U.S. Supreme Court reinstates Washington's Top 2 Primary
News Release Issued: March 18, 2008
Calling the decision an extraordinary victory for voters, Secretary of State Sam Reed and Attorney General Rob McKenna today applauded the U.S. Supreme Court for upholding Washington's wide open, Top 2 Primary. The 7-2 decision handed down today follows years of court battles over the primary and the rights of voters to choose any candidate on the ballot. In a Top 2 Primary, voters do not have to declare any party affiliation, and can vote for any candidate, regardless of the candidate's political party preference. In today's decision, the Court rejected the political parties' claims that this type of primary is unconstitutional.
"We took the people's case to the nation's highest court and the people won," said Reed. "This is a victory for the voters of Washington because our democracy belongs to them."
In the decision, Justice Clarence Thomas wrote that overturning the Top 2 would be an "extraordinary and precipitous nullification of the will of the people."
On behalf of Reed and the State, Washington Attorney General Rob McKenna argued for the U.S. Supreme Court to reverse a Ninth Circuit Court of Appeals' decision that struck down the Top 2 system. The case was McKenna's second before the U.S. Supreme Court- and his second victory.
"Washington voters have a long tradition of independent voting," McKenna said. "They told us they wanted the freedom to vote for the candidate of their choice regardless of party, and the U.S. Supreme Court agreed with them."
The State has been enjoined from using the Top 2 Primary since shortly after it was enacted. In 2004, the Top-Two Primary passed overwhelmingly as Initiative 872. Since then, Washington has conducted a pick-a-party primary, which requires voters to affiliate with one of the major political parties and limit their selections to that party's slate of candidates.
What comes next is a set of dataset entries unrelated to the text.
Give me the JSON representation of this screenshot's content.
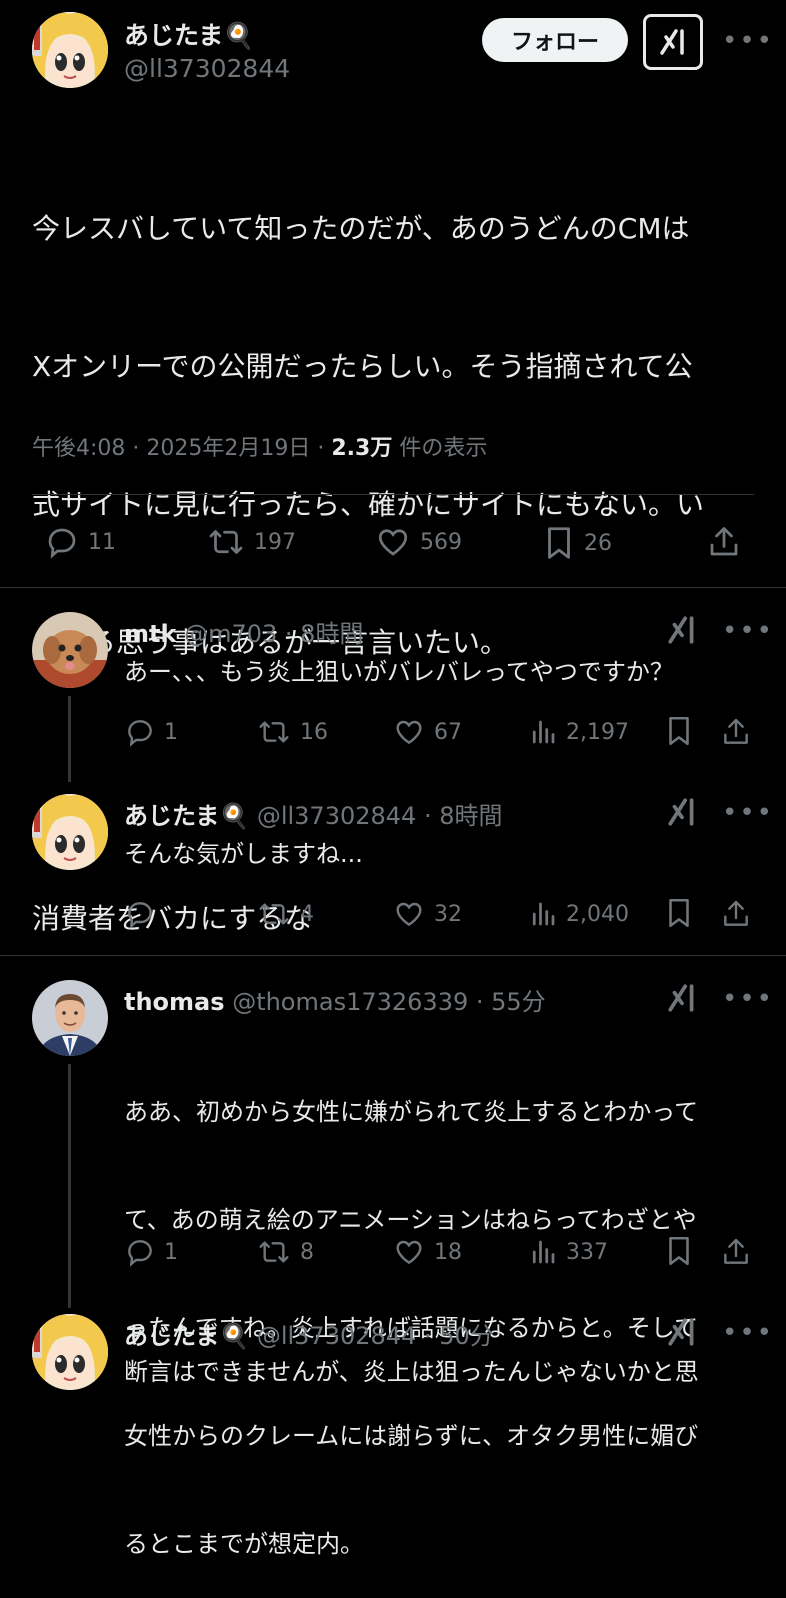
{
  "main_post": {
    "author": "あじたま🍳",
    "handle": "@ll37302844",
    "follow_label": "フォロー",
    "text_lines": [
      "今レスバしていて知ったのだが、あのうどんのCMは",
      "Xオンリーでの公開だったらしい。そう指摘されて公",
      "式サイトに見に行ったら、確かにサイトにもない。い",
      "ろいろ思う事はあるが一言言いたい。",
      "",
      "消費者をバカにするな"
    ],
    "time": "午後4:08 · 2025年2月19日 · ",
    "views_count": "2.3万",
    "views_label": " 件の表示",
    "replies": "11",
    "reposts": "197",
    "likes": "569",
    "bookmarks": "26"
  },
  "replies": [
    {
      "name": "mtk",
      "handle": "@m703",
      "time": " · 8時間",
      "text": "あー、、、もう炎上狙いがバレバレってやつですか？",
      "replies": "1",
      "reposts": "16",
      "likes": "67",
      "views": "2,197"
    },
    {
      "name": "あじたま🍳",
      "handle": "@ll37302844",
      "time": " · 8時間",
      "text": "そんな気がしますね...",
      "replies": "",
      "reposts": "4",
      "likes": "32",
      "views": "2,040"
    },
    {
      "name": "thomas",
      "handle": "@thomas17326339",
      "time": " · 55分",
      "text_lines": [
        "ああ、初めから女性に嫌がられて炎上するとわかって",
        "て、あの萌え絵のアニメーションはねらってわざとや",
        "ったんですね。炎上すれば話題になるからと。そして",
        "女性からのクレームには謝らずに、オタク男性に媚び",
        "るとこまでが想定内。"
      ],
      "replies": "1",
      "reposts": "8",
      "likes": "18",
      "views": "337"
    },
    {
      "name": "あじたま🍳",
      "handle": "@ll37302844",
      "time": " · 50分",
      "text": "断言はできませんが、炎上は狙ったんじゃないかと思"
    }
  ],
  "colors": {
    "background": "#000000",
    "text": "#e7e9ea",
    "muted": "#71767b",
    "divider": "#2f3336"
  }
}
In Washington et al v. Washington State Republican Party et al. and Washington State Grange v. Washington State Republican Party et al., the Court considered whether the Top 2 Primary is in fact a nominating process exclusively for members of political parities, or a winnowing process open to the public at large.
The Court concluded that the Top 2 Primary is not a nominating process, is not intended to pick each party's nominee for the General Election. Rather, the purpose of a Top 2 Primary is to winnow the number of candidates to two, allowing voters to select the two most popular candidates to advance to the General Election. The two candidates with the greatest support advance to the General, regardless of party preference and regardless of whether they are a party's nominee or preferred candidate.
Among other things, the case focused on the ownership of the party designations "Republican" and "Democrat". Justices considered whether the candidates have the right to decide which political party they prefer, or if that decision should be left to party leaders. In essence, the court concluded political parties cannot prohibit candidates from expressing their own political leanings.
Washington will begin running a Top 2 Primary in the 2008 August Primary. The Top Two Primary is overwhelmingly supported by the public and familiar to citizens who vote in nonpartisan elections in odd-numbered years.
The citizens of Washington enjoyed the freedom to vote for the person, not the party, from 1936 to 2003. That privilege is a fundamental part of Washington state's populist political culture which believes that people, not the parties, ought to control the process of electing their leaders.